I’m always taken aback when someone asks me, “Going anywhere during Chinese New Year?” Of course, I’m aware of the common practice of Singaporeans taking off on short trips during the extended seasonal holiday. However, I had grown up with the idea that Chinese New Year is a time for celebration – not just because it’s the new year, not because of the new clothes and delectable goodies spread, but because of family ties and renewed connections.
I do remember though, that as a teenager, the visits to distant relatives would make me feel like the frozen pomfret in the sink when my mum was preparing the reunion feast! Not only did I get cold feet trying to greet folks I meet no more than a couple of times a year, I was dead meat if I couldn’t remember how to address them as my father insisted on such rites of civility. To me, they were savage. In my childhood, after enduring the cheek-pinching and being turned around (the closest I came to being any sort of a model), at least, I could run off and play.
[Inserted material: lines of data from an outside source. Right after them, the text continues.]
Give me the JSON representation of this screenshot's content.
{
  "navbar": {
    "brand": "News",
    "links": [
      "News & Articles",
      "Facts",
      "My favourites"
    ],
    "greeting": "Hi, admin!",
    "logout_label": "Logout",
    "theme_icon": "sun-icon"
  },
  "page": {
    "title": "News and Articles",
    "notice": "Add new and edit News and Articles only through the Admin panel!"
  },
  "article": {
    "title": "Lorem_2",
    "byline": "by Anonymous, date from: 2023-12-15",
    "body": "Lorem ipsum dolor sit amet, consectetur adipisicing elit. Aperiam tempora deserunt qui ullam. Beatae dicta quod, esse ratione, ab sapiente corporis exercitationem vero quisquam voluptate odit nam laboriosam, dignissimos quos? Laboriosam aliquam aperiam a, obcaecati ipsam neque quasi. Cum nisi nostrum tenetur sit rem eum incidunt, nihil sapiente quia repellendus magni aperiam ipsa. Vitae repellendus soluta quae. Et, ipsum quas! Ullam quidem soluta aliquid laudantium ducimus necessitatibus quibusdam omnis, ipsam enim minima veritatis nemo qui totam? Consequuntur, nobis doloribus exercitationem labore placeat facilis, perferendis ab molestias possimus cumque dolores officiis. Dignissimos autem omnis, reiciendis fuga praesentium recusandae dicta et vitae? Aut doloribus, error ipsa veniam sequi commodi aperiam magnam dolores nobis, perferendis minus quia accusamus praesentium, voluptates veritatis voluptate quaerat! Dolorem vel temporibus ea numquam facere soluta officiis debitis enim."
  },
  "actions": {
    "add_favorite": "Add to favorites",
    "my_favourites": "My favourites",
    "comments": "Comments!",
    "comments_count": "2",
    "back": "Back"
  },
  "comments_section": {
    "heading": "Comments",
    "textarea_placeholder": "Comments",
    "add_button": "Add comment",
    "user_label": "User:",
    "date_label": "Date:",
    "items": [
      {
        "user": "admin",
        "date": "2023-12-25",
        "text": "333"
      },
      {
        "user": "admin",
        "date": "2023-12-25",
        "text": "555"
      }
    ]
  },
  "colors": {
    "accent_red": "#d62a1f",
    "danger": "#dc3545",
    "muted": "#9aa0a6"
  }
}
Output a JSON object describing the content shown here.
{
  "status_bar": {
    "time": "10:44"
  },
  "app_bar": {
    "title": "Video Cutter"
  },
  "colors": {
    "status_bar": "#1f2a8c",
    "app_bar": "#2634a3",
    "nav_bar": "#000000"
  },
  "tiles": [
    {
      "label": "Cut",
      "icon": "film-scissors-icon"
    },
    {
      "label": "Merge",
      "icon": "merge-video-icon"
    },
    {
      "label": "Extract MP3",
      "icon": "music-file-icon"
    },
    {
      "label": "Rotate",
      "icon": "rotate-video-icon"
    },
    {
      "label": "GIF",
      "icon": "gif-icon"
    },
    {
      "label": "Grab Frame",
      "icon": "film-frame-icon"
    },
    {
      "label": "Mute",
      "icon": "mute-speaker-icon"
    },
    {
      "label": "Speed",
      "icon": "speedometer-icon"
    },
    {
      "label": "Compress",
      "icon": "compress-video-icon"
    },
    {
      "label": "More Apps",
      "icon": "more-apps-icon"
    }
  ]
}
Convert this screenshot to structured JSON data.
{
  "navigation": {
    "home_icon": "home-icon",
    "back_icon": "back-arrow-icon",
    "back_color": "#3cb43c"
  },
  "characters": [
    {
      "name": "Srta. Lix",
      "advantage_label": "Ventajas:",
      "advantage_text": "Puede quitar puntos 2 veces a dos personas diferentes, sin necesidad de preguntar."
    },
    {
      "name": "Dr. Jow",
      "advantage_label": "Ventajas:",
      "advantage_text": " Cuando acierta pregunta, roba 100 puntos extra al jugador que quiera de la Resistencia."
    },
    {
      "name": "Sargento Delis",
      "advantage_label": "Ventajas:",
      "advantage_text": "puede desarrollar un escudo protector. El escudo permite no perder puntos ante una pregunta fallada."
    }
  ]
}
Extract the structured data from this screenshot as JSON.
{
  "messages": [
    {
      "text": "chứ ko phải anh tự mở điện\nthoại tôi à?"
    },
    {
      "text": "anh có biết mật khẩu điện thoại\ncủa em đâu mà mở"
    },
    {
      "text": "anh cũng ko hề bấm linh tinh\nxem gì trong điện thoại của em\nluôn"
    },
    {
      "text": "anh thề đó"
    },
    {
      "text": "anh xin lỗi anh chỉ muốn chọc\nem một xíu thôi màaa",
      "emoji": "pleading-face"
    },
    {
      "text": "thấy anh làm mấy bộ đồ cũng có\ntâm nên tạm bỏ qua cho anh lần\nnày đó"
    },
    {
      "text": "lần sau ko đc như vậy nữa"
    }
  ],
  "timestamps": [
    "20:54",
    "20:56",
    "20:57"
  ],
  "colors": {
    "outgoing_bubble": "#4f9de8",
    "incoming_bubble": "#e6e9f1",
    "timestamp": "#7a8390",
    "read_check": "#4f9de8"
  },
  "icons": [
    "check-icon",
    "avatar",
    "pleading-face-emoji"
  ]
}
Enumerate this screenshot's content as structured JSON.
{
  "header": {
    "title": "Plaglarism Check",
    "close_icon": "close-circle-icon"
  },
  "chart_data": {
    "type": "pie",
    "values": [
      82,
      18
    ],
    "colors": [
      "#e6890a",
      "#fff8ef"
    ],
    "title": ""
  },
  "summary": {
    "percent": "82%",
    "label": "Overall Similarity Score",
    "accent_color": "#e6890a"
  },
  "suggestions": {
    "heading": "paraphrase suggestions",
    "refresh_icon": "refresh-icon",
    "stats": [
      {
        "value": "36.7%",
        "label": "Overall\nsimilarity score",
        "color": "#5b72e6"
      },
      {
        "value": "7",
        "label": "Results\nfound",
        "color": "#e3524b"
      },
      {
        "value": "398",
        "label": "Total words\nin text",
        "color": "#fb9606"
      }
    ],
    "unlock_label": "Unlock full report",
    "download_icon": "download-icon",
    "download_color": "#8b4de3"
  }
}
As with little ones, my siblings and I would warm up to our ‘long-lost’ cousins after a couple of minutes, either entertained like royalty by the older ones or arguing like old friends with those our age.
Recalling the scene of my maternal cousin and I getting all indignant about whether ‘E’ is for ‘elephant’ or ‘egg’ still puts a smile in my heart some forty years later.
Sadly, teenagers all those years ago didn’t ‘play’, we sat, a little awkwardly, nibbling the sweetmeats and trying not to look too bored with the adult conversation.
Such memories can be bittersweet but they have also developed a curious mindset in me: Chinese New Year is a time for renewing ties, whether in observing traditions with close family or catching up with relatives and friends.
As my family revisits rituals each new year with an attitude of fun, we are also reinforcing values with their meaningful practice and developing traditions that bond the family. Creating these precious memories also helps our children to cultivate a sense of identity – individual, familial and cultural.
The excitement builds up weeks before the actual day as we usher the celebratory mood into the home by decorating with new year trimmings swathed across the front door and Chinese couplets on red calligraphy paper hung on walls. We stock up the kitchen, especially the rice bin, for a year of abundance. Besides the cookies and pastries made or ordered, we prepare the candy and candied fruits tray to satiate visitors with sweet goodness. Sticky rice cake is laid out with mini tangerines and arrowroot for prospective growth in our fortunes. What a wonderful time to explain the cultural significance and meaning of the items to satisfy the curious “why”s.
The custom of auspicious greetings on new year’s morn has been carried from my husband’s and my family of origin into our own. Dressed in our new year’s best, the children would enthusiastically offer us tangerines and recite their good wishes for happiness, health and wealth to us while we, in turn, speak blessings into their lives for health, obedience and academic diligence, and hand them eagerly-awaited hongbaos. This blissful process is repeated when we arrive at the grandparents’. Not only do the children engage in cultural wordplay as they seek to clarify the age-old utterances, they also learn more about family relationships as they queue in order of age and seniority/gender of their parents to approach their grandparents to serve up olives.
Food is such a big part of Chinese culture that the new year revolves around much eating, from the Reunion Dinner to New Year’s Day vegetarian breakfast and steamboat dinner to Second Day (traditional day to begin the year) pencai (treasure pot) lunch. Each dish has an auspicious name as we look forward to a year of abundant blessings. It always gives me a thrill to present the Seventh Day Yusheng (raw fish toss) as family members pick up the idioms I drop with each ingredient added.
The new year feasting can continue through the fifteen days of celebrations and one meal that is highly anticipated is a get-together dinner with my former students. Barely ten years my junior, they decided that we would be ‘Best Friends Forever’ and they have come to visit every year. And I’ve seen them grow from army boys with crew-cuts to smart working adults, maturing in their attitudes towards life year after year. Now, they arrive not just with gifts, but with their spouses and children in tow!
So there you see, it’s just too hard to leave such important things in life behind for a holiday.
This week’s guest writer is,
a.k.a. Leave it better than when you found it
is… embracing life so that those around her can live it well.
at age 5, dreamt of… being a movie director.
can also be found (at)… on the dance floor, in a movie screening room, in an art studio…
believes… in Carpe Diem–seize the day, live every moment to the fullest. It may translate into capturing moments in time in the telling of bedtime stories or painting with ink on rice paper.